The Nets rank fifth offensively (113 points scored per 100 possessions) in November, climbing into the top 10 overall. Caris LeVert hit the game-winner in Denver on Friday on an isolation and has scored 1.27 points per possession on isos, the third best mark (behind those of Khris Middleton and Kemba Walker) among 38 players with at least 25 isolation possessions. Joe Harris has shot a league-best 33-for-56 (59 percent) on catch-and-shoot 3-pointers, while Spencer Dinwiddie and D’Angelo Russell have combined for 58 assists and just 14 turnovers over the last six games. The numbers with both Dinwiddie and Russell on the floor have not been good, but they’ve only played a little over five minutes per game together over that six-game stretch. With two of their next three games against two of the three worst defenses in the league, the offense could continue to climb.
The Nets had a strong week, winning three games in a row with a big road victory over the Nuggets before finally losing to the Warriors at Oracle. The Nets continue to be led by Caris LeVert, who was averaging 22.4 PPG in the five games leading up to the Warriors loss, but he had to leave that game early with a knee injury that will be worth keeping an eye on.

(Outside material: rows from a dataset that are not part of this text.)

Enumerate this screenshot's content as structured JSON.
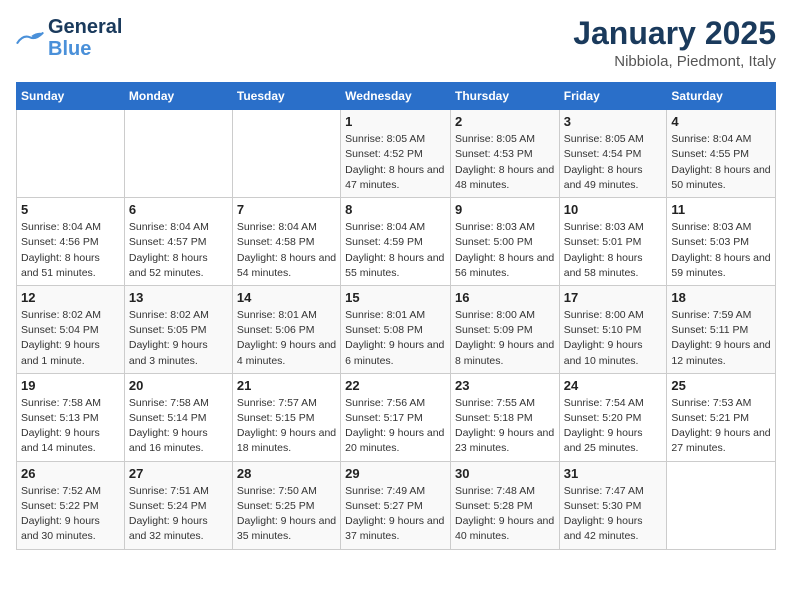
{
  "header": {
    "logo_general": "General",
    "logo_blue": "Blue",
    "title": "January 2025",
    "subtitle": "Nibbiola, Piedmont, Italy"
  },
  "days_of_week": [
    "Sunday",
    "Monday",
    "Tuesday",
    "Wednesday",
    "Thursday",
    "Friday",
    "Saturday"
  ],
  "weeks": [
    [
      {
        "day": "",
        "info": ""
      },
      {
        "day": "",
        "info": ""
      },
      {
        "day": "",
        "info": ""
      },
      {
        "day": "1",
        "info": "Sunrise: 8:05 AM\nSunset: 4:52 PM\nDaylight: 8 hours and 47 minutes."
      },
      {
        "day": "2",
        "info": "Sunrise: 8:05 AM\nSunset: 4:53 PM\nDaylight: 8 hours and 48 minutes."
      },
      {
        "day": "3",
        "info": "Sunrise: 8:05 AM\nSunset: 4:54 PM\nDaylight: 8 hours and 49 minutes."
      },
      {
        "day": "4",
        "info": "Sunrise: 8:04 AM\nSunset: 4:55 PM\nDaylight: 8 hours and 50 minutes."
      }
    ],
    [
      {
        "day": "5",
        "info": "Sunrise: 8:04 AM\nSunset: 4:56 PM\nDaylight: 8 hours and 51 minutes."
      },
      {
        "day": "6",
        "info": "Sunrise: 8:04 AM\nSunset: 4:57 PM\nDaylight: 8 hours and 52 minutes."
      },
      {
        "day": "7",
        "info": "Sunrise: 8:04 AM\nSunset: 4:58 PM\nDaylight: 8 hours and 54 minutes."
      },
      {
        "day": "8",
        "info": "Sunrise: 8:04 AM\nSunset: 4:59 PM\nDaylight: 8 hours and 55 minutes."
      },
      {
        "day": "9",
        "info": "Sunrise: 8:03 AM\nSunset: 5:00 PM\nDaylight: 8 hours and 56 minutes."
      },
      {
        "day": "10",
        "info": "Sunrise: 8:03 AM\nSunset: 5:01 PM\nDaylight: 8 hours and 58 minutes."
      },
      {
        "day": "11",
        "info": "Sunrise: 8:03 AM\nSunset: 5:03 PM\nDaylight: 8 hours and 59 minutes."
      }
    ],
    [
      {
        "day": "12",
        "info": "Sunrise: 8:02 AM\nSunset: 5:04 PM\nDaylight: 9 hours and 1 minute."
      },
      {
        "day": "13",
        "info": "Sunrise: 8:02 AM\nSunset: 5:05 PM\nDaylight: 9 hours and 3 minutes."
      },
      {
        "day": "14",
        "info": "Sunrise: 8:01 AM\nSunset: 5:06 PM\nDaylight: 9 hours and 4 minutes."
      },
      {
        "day": "15",
        "info": "Sunrise: 8:01 AM\nSunset: 5:08 PM\nDaylight: 9 hours and 6 minutes."
      },
      {
        "day": "16",
        "info": "Sunrise: 8:00 AM\nSunset: 5:09 PM\nDaylight: 9 hours and 8 minutes."
      },
      {
        "day": "17",
        "info": "Sunrise: 8:00 AM\nSunset: 5:10 PM\nDaylight: 9 hours and 10 minutes."
      },
      {
        "day": "18",
        "info": "Sunrise: 7:59 AM\nSunset: 5:11 PM\nDaylight: 9 hours and 12 minutes."
      }
    ],
    [
      {
        "day": "19",
        "info": "Sunrise: 7:58 AM\nSunset: 5:13 PM\nDaylight: 9 hours and 14 minutes."
      },
      {
        "day": "20",
        "info": "Sunrise: 7:58 AM\nSunset: 5:14 PM\nDaylight: 9 hours and 16 minutes."
      },
      {
        "day": "21",
        "info": "Sunrise: 7:57 AM\nSunset: 5:15 PM\nDaylight: 9 hours and 18 minutes."
      },
      {
        "day": "22",
        "info": "Sunrise: 7:56 AM\nSunset: 5:17 PM\nDaylight: 9 hours and 20 minutes."
      },
      {
        "day": "23",
        "info": "Sunrise: 7:55 AM\nSunset: 5:18 PM\nDaylight: 9 hours and 23 minutes."
      },
      {
        "day": "24",
        "info": "Sunrise: 7:54 AM\nSunset: 5:20 PM\nDaylight: 9 hours and 25 minutes."
      },
      {
        "day": "25",
        "info": "Sunrise: 7:53 AM\nSunset: 5:21 PM\nDaylight: 9 hours and 27 minutes."
      }
    ],
    [
      {
        "day": "26",
        "info": "Sunrise: 7:52 AM\nSunset: 5:22 PM\nDaylight: 9 hours and 30 minutes."
      },
      {
        "day": "27",
        "info": "Sunrise: 7:51 AM\nSunset: 5:24 PM\nDaylight: 9 hours and 32 minutes."
      },
      {
        "day": "28",
        "info": "Sunrise: 7:50 AM\nSunset: 5:25 PM\nDaylight: 9 hours and 35 minutes."
      },
      {
        "day": "29",
        "info": "Sunrise: 7:49 AM\nSunset: 5:27 PM\nDaylight: 9 hours and 37 minutes."
      },
      {
        "day": "30",
        "info": "Sunrise: 7:48 AM\nSunset: 5:28 PM\nDaylight: 9 hours and 40 minutes."
      },
      {
        "day": "31",
        "info": "Sunrise: 7:47 AM\nSunset: 5:30 PM\nDaylight: 9 hours and 42 minutes."
      },
      {
        "day": "",
        "info": ""
      }
    ]
  ]
}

Caris LeVert has been fun this season.
His second game against the Warriors was gross. But that floater was so divine and so clutch that we can look past one bad game against the defending champs. And the Nets have Joe Harris putting up 24, continuing to improve from year-to-year and showing that he may have found his role in Brooklyn.
I don’t think our collective staff is taking the Brooklyn Nets seriously enough yet, but I’m also not sure where you throw them higher than 20th right now. It feels like they’re neck-and-neck with the Miami Heat. They’re definitely not as good as Charlotte, but they could very well be more respected than the big names on Detroit by the end of the season. The key to their success so far, as fleeting as it may be? Joe Harris, the guy Ian Eagle refers to as the lumberjack.
Harris has made 57.8% of his 3-pointers this season, launching almost five attempts per game. He should definitely be one of those shooters taking closer to around 10 per game. There are eight players in the NBA shooting eight or more 3-pointers per game. Paul George (32.7%), Tim Hardaway Jr (35.5%), Devin Booker (33.3%), and Eric Gordon (23.1%) are all in that club. Why isn’t Harris getting the same green light on a team full of green lights? The Nets lose roughly 7.2 points per 100 possessions in net rating when they take Harris out of the game. His presence means the world to this scrappy, competing team.
Caris LeVert might be the closest thing this team has to a star, but the Nets’ most valuable player so far this season might be Joe Harris. He’s averaging 29.2 minutes per game, has the team’s best net rating and leading the NBA in three-point percentage (57.8 percent).
They are feisty. They can shoot. But it’s hard to take them seriously as long as Jared Dudley is the starting power forward.
The Nets forced a league season-high 28 turnovers against the Sixers on Sunday, leading to a 122-97 win.
”We can control games by our defense, even if our shots aren’t falling,” Caris LeVert told Brian Lewis of the New York Post. “That’s something last year that we didn’t have. Last year when we weren’t hitting shots we were in trouble.”
Brooklyn has won three of its last four, and the 101.4 defensive rating it managed over three games this past week would be good enough to rank second in the league over a full season.
It’s been a lot of fun to watch the Nets at times this season but an injury to Caris LeVert puts a damper on things. The NBA world is standing alongside the former Michigan standout but even members of the team felt it difficult to discuss basketball in the awake of what transpired on Monday evening.